━━━ DATA FOR THE TASK ━━━

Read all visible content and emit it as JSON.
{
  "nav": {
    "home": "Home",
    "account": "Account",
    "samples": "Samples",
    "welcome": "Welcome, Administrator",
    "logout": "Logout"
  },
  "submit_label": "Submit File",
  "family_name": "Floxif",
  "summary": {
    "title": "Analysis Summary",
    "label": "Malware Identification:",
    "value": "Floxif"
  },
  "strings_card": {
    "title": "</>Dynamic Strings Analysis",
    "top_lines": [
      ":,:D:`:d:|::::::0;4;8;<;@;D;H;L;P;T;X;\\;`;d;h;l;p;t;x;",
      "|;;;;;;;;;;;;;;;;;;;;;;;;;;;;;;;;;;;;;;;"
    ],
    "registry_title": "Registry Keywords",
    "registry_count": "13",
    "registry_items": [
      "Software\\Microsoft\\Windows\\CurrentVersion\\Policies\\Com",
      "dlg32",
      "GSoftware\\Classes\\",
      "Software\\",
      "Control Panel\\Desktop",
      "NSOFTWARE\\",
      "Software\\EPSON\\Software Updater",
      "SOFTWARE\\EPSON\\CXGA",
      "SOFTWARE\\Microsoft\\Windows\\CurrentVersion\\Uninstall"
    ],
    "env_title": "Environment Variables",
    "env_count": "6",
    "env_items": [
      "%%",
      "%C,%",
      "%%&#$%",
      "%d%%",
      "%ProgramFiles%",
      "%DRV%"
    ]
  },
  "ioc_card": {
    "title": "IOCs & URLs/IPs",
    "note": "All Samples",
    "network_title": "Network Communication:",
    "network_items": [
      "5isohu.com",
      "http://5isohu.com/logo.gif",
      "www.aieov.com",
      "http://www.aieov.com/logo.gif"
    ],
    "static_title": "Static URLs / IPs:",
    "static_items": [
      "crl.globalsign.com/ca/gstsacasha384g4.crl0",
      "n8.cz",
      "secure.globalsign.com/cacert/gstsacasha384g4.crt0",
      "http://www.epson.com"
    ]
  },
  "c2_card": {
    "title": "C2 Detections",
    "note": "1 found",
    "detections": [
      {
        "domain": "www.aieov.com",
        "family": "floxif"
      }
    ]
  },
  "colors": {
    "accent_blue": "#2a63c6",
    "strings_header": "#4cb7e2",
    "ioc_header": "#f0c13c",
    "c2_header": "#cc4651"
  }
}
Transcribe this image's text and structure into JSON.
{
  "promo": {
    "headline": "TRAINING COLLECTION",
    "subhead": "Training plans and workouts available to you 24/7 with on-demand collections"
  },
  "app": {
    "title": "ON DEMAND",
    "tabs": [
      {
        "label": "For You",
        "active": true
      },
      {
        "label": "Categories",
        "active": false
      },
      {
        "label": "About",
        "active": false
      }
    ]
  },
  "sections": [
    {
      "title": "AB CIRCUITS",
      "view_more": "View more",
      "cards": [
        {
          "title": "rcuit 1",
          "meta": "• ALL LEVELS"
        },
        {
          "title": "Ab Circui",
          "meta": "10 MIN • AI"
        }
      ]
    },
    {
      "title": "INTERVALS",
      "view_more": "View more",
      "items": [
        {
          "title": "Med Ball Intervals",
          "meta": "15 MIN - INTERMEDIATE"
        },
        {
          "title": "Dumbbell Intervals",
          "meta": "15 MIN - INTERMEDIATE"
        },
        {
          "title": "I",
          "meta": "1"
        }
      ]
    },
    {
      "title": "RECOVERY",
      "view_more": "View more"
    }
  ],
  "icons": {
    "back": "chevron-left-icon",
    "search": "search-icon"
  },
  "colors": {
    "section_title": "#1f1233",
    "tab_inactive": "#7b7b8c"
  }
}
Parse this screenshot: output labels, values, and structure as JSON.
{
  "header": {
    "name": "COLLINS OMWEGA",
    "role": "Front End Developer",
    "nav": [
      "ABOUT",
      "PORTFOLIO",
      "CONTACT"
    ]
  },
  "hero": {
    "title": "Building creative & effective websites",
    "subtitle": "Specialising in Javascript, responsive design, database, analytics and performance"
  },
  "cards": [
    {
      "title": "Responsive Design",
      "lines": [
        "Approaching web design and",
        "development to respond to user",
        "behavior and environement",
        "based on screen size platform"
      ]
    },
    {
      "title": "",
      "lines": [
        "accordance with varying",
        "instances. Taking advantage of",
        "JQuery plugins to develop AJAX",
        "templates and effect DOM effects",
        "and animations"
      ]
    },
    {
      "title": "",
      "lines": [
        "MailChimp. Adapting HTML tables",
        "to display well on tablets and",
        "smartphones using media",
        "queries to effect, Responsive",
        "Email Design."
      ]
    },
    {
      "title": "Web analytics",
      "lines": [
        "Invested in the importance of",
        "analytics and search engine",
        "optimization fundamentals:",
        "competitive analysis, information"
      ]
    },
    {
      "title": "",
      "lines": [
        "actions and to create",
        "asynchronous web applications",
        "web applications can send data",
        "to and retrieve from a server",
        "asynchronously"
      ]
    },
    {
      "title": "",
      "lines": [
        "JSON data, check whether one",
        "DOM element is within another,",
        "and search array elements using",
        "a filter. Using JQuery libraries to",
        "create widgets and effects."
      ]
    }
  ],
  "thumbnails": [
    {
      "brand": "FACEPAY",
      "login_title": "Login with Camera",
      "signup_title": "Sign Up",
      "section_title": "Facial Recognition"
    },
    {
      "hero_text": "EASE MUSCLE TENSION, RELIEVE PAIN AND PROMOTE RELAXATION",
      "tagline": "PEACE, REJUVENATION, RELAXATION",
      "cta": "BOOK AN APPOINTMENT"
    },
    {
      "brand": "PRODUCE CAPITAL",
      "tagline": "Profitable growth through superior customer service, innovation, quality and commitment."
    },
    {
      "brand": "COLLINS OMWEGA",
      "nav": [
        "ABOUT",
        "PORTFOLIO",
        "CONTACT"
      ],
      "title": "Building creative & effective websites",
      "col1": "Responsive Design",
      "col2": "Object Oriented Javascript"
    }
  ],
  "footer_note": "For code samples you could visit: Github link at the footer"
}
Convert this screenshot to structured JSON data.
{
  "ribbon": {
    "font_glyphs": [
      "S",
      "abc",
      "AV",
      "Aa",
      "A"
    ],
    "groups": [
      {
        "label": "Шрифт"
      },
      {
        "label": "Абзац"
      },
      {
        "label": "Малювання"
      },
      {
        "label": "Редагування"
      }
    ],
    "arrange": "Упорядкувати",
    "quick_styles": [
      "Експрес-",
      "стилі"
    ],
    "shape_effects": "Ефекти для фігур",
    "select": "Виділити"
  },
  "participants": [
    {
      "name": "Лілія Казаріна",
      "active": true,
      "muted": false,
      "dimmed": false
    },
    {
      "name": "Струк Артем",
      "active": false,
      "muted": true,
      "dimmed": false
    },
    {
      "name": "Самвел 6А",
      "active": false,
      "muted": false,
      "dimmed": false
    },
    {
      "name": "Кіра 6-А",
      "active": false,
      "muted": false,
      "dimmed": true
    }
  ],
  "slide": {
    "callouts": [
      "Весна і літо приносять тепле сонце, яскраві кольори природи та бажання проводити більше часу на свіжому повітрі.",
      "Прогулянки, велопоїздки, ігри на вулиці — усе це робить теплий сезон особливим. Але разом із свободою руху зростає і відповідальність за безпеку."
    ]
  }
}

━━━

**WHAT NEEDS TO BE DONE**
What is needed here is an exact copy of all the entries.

**ANSWER SECTION**
Read all visible content and emit it as JSON.
{
  "nav": {
    "home": "Home",
    "account": "Account",
    "samples": "Samples",
    "welcome": "Welcome, Administrator",
    "logout": "Logout"
  },
  "submit_label": "Submit File",
  "family_name": "Floxif",
  "summary": {
    "title": "Analysis Summary",
    "label": "Malware Identification:",
    "value": "Floxif"
  },
  "strings_card": {
    "title": "</>Dynamic Strings Analysis",
    "top_lines": [
      ":,:D:`:d:|::::::0;4;8;<;@;D;H;L;P;T;X;\\;`;d;h;l;p;t;x;",
      "|;;;;;;;;;;;;;;;;;;;;;;;;;;;;;;;;;;;;;;;"
    ],
    "registry_title": "Registry Keywords",
    "registry_count": "13",
    "registry_items": [
      "Software\\Microsoft\\Windows\\CurrentVersion\\Policies\\Com",
      "dlg32",
      "GSoftware\\Classes\\",
      "Software\\",
      "Control Panel\\Desktop",
      "NSOFTWARE\\",
      "Software\\EPSON\\Software Updater",
      "SOFTWARE\\EPSON\\CXGA",
      "SOFTWARE\\Microsoft\\Windows\\CurrentVersion\\Uninstall"
    ],
    "env_title": "Environment Variables",
    "env_count": "6",
    "env_items": [
      "%%",
      "%C,%",
      "%%&#$%",
      "%d%%",
      "%ProgramFiles%",
      "%DRV%"
    ]
  },
  "ioc_card": {
    "title": "IOCs & URLs/IPs",
    "note": "All Samples",
    "network_title": "Network Communication:",
    "network_items": [
      "5isohu.com",
      "http://5isohu.com/logo.gif",
      "www.aieov.com",
      "http://www.aieov.com/logo.gif"
    ],
    "static_title": "Static URLs / IPs:",
    "static_items": [
      "crl.globalsign.com/ca/gstsacasha384g4.crl0",
      "n8.cz",
      "secure.globalsign.com/cacert/gstsacasha384g4.crt0",
      "http://www.epson.com"
    ]
  },
  "c2_card": {
    "title": "C2 Detections",
    "note": "1 found",
    "detections": [
      {
        "domain": "www.aieov.com",
        "family": "floxif"
      }
    ]
  },
  "colors": {
    "accent_blue": "#2a63c6",
    "strings_header": "#4cb7e2",
    "ioc_header": "#f0c13c",
    "c2_header": "#cc4651"
  }
}
Transcribe this image's text and structure into JSON.
{
  "promo": {
    "headline": "TRAINING COLLECTION",
    "subhead": "Training plans and workouts available to you 24/7 with on-demand collections"
  },
  "app": {
    "title": "ON DEMAND",
    "tabs": [
      {
        "label": "For You",
        "active": true
      },
      {
        "label": "Categories",
        "active": false
      },
      {
        "label": "About",
        "active": false
      }
    ]
  },
  "sections": [
    {
      "title": "AB CIRCUITS",
      "view_more": "View more",
      "cards": [
        {
          "title": "rcuit 1",
          "meta": "• ALL LEVELS"
        },
        {
          "title": "Ab Circui",
          "meta": "10 MIN • AI"
        }
      ]
    },
    {
      "title": "INTERVALS",
      "view_more": "View more",
      "items": [
        {
          "title": "Med Ball Intervals",
          "meta": "15 MIN - INTERMEDIATE"
        },
        {
          "title": "Dumbbell Intervals",
          "meta": "15 MIN - INTERMEDIATE"
        },
        {
          "title": "I",
          "meta": "1"
        }
      ]
    },
    {
      "title": "RECOVERY",
      "view_more": "View more"
    }
  ],
  "icons": {
    "back": "chevron-left-icon",
    "search": "search-icon"
  },
  "colors": {
    "section_title": "#1f1233",
    "tab_inactive": "#7b7b8c"
  }
}
Parse this screenshot: output labels, values, and structure as JSON.
{
  "header": {
    "name": "COLLINS OMWEGA",
    "role": "Front End Developer",
    "nav": [
      "ABOUT",
      "PORTFOLIO",
      "CONTACT"
    ]
  },
  "hero": {
    "title": "Building creative & effective websites",
    "subtitle": "Specialising in Javascript, responsive design, database, analytics and performance"
  },
  "cards": [
    {
      "title": "Responsive Design",
      "lines": [
        "Approaching web design and",
        "development to respond to user",
        "behavior and environement",
        "based on screen size platform"
      ]
    },
    {
      "title": "",
      "lines": [
        "accordance with varying",
        "instances. Taking advantage of",
        "JQuery plugins to develop AJAX",
        "templates and effect DOM effects",
        "and animations"
      ]
    },
    {
      "title": "",
      "lines": [
        "MailChimp. Adapting HTML tables",
        "to display well on tablets and",
        "smartphones using media",
        "queries to effect, Responsive",
        "Email Design."
      ]
    },
    {
      "title": "Web analytics",
      "lines": [
        "Invested in the importance of",
        "analytics and search engine",
        "optimization fundamentals:",
        "competitive analysis, information"
      ]
    },
    {
      "title": "",
      "lines": [
        "actions and to create",
        "asynchronous web applications",
        "web applications can send data",
        "to and retrieve from a server",
        "asynchronously"
      ]
    },
    {
      "title": "",
      "lines": [
        "JSON data, check whether one",
        "DOM element is within another,",
        "and search array elements using",
        "a filter. Using JQuery libraries to",
        "create widgets and effects."
      ]
    }
  ],
  "thumbnails": [
    {
      "brand": "FACEPAY",
      "login_title": "Login with Camera",
      "signup_title": "Sign Up",
      "section_title": "Facial Recognition"
    },
    {
      "hero_text": "EASE MUSCLE TENSION, RELIEVE PAIN AND PROMOTE RELAXATION",
      "tagline": "PEACE, REJUVENATION, RELAXATION",
      "cta": "BOOK AN APPOINTMENT"
    },
    {
      "brand": "PRODUCE CAPITAL",
      "tagline": "Profitable growth through superior customer service, innovation, quality and commitment."
    },
    {
      "brand": "COLLINS OMWEGA",
      "nav": [
        "ABOUT",
        "PORTFOLIO",
        "CONTACT"
      ],
      "title": "Building creative & effective websites",
      "col1": "Responsive Design",
      "col2": "Object Oriented Javascript"
    }
  ],
  "footer_note": "For code samples you could visit: Github link at the footer"
}
Convert this screenshot to structured JSON data.
{
  "ribbon": {
    "font_glyphs": [
      "S",
      "abc",
      "AV",
      "Aa",
      "A"
    ],
    "groups": [
      {
        "label": "Шрифт"
      },
      {
        "label": "Абзац"
      },
      {
        "label": "Малювання"
      },
      {
        "label": "Редагування"
      }
    ],
    "arrange": "Упорядкувати",
    "quick_styles": [
      "Експрес-",
      "стилі"
    ],
    "shape_effects": "Ефекти для фігур",
    "select": "Виділити"
  },
  "participants": [
    {
      "name": "Лілія Казаріна",
      "active": true,
      "muted": false,
      "dimmed": false
    },
    {
      "name": "Струк Артем",
      "active": false,
      "muted": true,
      "dimmed": false
    },
    {
      "name": "Самвел 6А",
      "active": false,
      "muted": false,
      "dimmed": false
    },
    {
      "name": "Кіра 6-А",
      "active": false,
      "muted": false,
      "dimmed": true
    }
  ],
  "slide": {
    "callouts": [
      "Весна і літо приносять тепле сонце, яскраві кольори природи та бажання проводити більше часу на свіжому повітрі.",
      "Прогулянки, велопоїздки, ігри на вулиці — усе це робить теплий сезон особливим. Але разом із свободою руху зростає і відповідальність за безпеку."
    ]
  }
}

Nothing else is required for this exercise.